The tagline says it all: A pilgrimage into the beauty, goodness, and heart of Christianity.
I finished In Search of Deep Faith by Jim Belcher on New Year’s Eve, when the disappointments, frustrations, and celebrations of a year fades, and the turning brings a refreshed hope and energy. This book was a perfect read for this transition into 2014.
I don’t know about you, but I certainly experience moments (that occasionally turn into seasons) of frustration, loneliness, and shallowness. During these times, my faith in Christ feels weak, shallow, and like I’m living on an island while everyone else is laughing at me.
There are plenty of reasons for why this might happen, but what I loved about this book is that Belcher names this struggle in all of us, in our search for a deep and meaningful faith. Throughout the book, he reminds Christians of their need to rediscover our roots, understand that life is a journey, and passionately embrace our destination.
Where we’ve come from.
Where and how we are going.
What’s the end of the story and journey.
The book is a travel memoir as Belcher recounts the year long adventure he took with his family into Europe and England. Each chapter combines a deeper look into a historical figure such as Vincent Van Gogh, Maria Von Trapp, or William Wilberforce with the lessons their family were learning along the way.
Throughout the book, we discover, along with Belcher and his family, the pilgrimage into the beauty, the goodness, and the heart of Christianity. We discover the importance of our roots and where others have gone before us. We understand the value of knowing and embracing the journey, the reality that we won’t ever arrive.

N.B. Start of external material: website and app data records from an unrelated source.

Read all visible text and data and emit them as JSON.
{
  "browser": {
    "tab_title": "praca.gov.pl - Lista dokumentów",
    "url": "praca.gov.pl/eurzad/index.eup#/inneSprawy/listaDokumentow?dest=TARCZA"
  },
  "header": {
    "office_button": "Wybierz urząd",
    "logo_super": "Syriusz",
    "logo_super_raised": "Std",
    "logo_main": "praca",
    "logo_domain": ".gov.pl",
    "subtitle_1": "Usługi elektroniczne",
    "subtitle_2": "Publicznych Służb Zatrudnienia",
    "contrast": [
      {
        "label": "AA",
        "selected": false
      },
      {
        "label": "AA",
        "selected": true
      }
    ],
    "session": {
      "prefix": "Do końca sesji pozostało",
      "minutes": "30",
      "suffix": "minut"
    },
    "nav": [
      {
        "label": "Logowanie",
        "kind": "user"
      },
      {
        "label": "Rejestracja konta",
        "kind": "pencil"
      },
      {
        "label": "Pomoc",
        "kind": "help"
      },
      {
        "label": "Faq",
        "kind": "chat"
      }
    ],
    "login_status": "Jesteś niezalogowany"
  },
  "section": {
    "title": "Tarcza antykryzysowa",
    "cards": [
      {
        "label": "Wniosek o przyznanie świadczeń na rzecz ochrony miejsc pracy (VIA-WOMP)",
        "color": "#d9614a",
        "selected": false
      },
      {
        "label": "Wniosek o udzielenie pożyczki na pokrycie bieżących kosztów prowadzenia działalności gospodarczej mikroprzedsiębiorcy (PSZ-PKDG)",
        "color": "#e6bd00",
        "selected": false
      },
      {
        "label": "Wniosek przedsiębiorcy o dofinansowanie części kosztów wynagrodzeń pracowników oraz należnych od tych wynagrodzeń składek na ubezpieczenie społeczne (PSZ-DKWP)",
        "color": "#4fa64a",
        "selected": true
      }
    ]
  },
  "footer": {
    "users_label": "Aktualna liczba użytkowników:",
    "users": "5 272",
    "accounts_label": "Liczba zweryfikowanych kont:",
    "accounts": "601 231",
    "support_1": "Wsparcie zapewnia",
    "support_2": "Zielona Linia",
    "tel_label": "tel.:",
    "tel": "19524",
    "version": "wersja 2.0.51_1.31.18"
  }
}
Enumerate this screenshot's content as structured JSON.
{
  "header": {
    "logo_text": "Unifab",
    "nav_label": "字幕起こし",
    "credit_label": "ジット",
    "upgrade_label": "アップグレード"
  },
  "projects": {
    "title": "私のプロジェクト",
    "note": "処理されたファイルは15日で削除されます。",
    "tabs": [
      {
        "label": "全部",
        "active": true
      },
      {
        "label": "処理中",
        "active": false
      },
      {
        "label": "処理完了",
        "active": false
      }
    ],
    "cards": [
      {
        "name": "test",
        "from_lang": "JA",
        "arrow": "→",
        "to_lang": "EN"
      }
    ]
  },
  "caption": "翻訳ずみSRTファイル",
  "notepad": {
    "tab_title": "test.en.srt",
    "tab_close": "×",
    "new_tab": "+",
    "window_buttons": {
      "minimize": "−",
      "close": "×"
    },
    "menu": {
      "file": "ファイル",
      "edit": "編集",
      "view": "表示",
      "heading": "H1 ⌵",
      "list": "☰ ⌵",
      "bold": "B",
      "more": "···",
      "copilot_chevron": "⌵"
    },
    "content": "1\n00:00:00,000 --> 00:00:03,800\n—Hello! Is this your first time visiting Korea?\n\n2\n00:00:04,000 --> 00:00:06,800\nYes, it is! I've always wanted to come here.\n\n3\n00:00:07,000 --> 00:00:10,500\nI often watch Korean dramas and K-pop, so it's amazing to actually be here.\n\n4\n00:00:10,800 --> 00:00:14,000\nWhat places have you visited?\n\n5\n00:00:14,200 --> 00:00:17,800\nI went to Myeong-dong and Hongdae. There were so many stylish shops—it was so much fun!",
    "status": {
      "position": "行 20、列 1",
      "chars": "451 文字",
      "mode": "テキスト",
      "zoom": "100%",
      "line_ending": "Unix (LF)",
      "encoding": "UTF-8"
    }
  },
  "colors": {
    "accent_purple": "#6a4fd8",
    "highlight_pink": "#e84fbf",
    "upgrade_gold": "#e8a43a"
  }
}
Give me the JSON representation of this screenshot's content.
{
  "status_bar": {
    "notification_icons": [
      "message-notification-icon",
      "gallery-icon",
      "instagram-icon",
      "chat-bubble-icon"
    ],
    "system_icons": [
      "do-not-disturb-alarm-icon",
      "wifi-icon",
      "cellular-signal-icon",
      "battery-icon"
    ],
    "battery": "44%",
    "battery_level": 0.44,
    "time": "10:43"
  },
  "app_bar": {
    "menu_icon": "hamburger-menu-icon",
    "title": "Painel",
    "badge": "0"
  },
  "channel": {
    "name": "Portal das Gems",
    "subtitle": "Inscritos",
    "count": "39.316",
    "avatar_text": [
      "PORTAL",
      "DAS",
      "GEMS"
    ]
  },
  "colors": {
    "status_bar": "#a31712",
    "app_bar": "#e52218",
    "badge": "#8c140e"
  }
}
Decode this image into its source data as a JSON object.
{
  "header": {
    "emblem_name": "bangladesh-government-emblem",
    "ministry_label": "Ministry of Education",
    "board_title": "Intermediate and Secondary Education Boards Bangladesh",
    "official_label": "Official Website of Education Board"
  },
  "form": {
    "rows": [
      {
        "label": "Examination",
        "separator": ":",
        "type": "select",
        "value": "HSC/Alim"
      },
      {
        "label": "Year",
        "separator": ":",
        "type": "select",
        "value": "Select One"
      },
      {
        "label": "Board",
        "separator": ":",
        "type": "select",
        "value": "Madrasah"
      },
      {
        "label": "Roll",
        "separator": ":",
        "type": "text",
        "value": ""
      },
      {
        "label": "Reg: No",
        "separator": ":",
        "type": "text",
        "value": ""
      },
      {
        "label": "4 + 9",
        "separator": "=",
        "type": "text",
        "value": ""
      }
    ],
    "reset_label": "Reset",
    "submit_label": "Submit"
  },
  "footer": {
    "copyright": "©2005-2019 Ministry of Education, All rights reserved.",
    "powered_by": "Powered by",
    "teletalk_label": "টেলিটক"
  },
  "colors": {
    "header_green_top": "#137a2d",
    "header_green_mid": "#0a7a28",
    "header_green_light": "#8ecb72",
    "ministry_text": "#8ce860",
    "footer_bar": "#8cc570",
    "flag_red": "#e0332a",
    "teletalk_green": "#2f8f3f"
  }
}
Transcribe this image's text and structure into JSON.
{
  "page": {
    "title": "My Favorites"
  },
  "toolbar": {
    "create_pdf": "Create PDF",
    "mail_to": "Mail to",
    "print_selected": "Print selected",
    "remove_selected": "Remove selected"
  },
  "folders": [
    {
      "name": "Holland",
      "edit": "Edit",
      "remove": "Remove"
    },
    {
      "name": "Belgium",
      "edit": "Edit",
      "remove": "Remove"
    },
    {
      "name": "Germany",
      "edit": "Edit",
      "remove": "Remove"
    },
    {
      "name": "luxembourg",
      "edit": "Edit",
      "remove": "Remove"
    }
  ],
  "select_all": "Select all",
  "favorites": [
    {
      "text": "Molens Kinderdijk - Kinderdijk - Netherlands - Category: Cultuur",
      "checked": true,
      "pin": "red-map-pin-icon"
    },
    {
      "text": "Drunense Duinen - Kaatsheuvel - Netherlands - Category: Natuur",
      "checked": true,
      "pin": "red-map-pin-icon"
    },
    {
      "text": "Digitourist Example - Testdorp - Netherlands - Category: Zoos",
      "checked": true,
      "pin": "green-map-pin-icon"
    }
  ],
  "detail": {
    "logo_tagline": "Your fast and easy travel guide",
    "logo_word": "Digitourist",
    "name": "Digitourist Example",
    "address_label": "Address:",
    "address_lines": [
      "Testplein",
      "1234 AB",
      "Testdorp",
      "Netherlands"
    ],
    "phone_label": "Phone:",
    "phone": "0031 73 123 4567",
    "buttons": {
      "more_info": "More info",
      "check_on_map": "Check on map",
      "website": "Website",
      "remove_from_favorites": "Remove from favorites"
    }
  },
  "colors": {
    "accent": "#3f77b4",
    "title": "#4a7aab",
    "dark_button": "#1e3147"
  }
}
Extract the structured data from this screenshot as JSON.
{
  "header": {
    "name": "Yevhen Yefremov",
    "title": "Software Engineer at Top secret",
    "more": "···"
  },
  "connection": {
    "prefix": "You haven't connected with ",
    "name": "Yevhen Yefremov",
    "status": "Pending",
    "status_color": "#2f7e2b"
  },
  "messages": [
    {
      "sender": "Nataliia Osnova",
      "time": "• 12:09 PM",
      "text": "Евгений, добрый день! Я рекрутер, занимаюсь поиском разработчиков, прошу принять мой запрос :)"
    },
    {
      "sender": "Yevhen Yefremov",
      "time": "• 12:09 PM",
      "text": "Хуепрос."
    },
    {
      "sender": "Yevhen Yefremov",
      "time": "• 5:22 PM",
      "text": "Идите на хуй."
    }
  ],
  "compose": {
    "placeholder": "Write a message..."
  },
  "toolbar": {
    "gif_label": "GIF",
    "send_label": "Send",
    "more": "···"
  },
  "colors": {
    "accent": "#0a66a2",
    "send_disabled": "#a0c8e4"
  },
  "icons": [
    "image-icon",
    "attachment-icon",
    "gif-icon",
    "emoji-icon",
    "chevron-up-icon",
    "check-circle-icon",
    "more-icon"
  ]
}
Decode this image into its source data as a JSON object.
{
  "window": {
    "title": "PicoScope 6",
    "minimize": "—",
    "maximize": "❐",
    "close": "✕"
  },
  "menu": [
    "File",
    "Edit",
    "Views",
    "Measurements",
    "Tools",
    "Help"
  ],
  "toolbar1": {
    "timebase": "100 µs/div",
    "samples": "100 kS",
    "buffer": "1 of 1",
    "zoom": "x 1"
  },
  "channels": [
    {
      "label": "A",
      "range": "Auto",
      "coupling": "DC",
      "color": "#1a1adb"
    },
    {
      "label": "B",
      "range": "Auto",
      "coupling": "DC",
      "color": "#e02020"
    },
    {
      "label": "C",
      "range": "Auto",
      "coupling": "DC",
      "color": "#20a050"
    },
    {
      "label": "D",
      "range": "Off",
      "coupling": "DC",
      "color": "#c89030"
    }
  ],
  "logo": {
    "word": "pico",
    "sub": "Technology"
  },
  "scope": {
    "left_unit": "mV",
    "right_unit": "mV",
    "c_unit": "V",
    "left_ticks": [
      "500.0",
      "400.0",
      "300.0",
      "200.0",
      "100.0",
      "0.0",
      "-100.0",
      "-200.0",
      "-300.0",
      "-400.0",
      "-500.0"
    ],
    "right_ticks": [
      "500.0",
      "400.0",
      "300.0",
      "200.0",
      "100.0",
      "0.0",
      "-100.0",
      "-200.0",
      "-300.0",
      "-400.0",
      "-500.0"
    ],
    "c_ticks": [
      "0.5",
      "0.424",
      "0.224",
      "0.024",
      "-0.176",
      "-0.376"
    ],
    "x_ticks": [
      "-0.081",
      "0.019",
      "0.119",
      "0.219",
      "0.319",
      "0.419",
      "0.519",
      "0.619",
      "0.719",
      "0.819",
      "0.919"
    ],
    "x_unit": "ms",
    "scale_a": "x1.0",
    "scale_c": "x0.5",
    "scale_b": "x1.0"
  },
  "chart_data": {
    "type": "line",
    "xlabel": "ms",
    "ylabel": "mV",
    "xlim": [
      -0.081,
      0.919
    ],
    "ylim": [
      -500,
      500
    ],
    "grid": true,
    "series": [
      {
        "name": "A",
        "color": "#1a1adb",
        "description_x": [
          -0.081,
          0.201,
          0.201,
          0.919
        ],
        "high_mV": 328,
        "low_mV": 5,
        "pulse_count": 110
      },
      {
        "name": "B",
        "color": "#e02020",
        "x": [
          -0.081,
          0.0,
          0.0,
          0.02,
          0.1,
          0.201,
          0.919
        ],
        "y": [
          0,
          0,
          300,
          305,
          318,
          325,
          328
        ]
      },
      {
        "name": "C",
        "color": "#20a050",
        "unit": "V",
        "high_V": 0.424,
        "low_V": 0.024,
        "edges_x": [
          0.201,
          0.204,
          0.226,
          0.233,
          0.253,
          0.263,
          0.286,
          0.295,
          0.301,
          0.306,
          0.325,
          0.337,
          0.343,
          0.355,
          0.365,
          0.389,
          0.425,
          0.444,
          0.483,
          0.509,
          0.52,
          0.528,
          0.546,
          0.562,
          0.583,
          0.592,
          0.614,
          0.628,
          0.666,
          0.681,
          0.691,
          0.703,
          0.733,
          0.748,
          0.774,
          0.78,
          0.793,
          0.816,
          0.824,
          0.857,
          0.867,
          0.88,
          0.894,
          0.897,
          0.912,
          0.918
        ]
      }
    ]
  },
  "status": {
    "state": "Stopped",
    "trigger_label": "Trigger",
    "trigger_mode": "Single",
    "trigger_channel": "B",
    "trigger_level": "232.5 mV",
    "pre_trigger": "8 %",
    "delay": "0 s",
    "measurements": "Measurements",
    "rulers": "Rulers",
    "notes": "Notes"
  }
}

And we find just how invaluable it is to know where our final destination lies and the hope of life with an eschatological vision of the future.
And, as a bonus for youth pastors or those involved in student’s lives in ministry, he uses Christian Smith and Melissa Denton’s paradigm-changing book, Soul Searching: The Religious and Spiritual Lives of American Teenagers, as a conversation partner throughout.
In their book, Smith and Denton reveal the results of a massive study of the religious lives of American teens, the National Study of Youth and Religion, which basically concludes students have come to believe in a Moralistic, Therapeutic, Deistic God. God basically wants us to be good and happy and He’s there when we need him, or so the study shows teenagers generally believe.
So Belcher uses each chapter to assess why it’s so important for Christians to understand the reality of the historical figure he is teaching his family about and what we can learn that will combat the conclusions of the survey.
This was a book I give 5 out of 5 stars and highly recommend.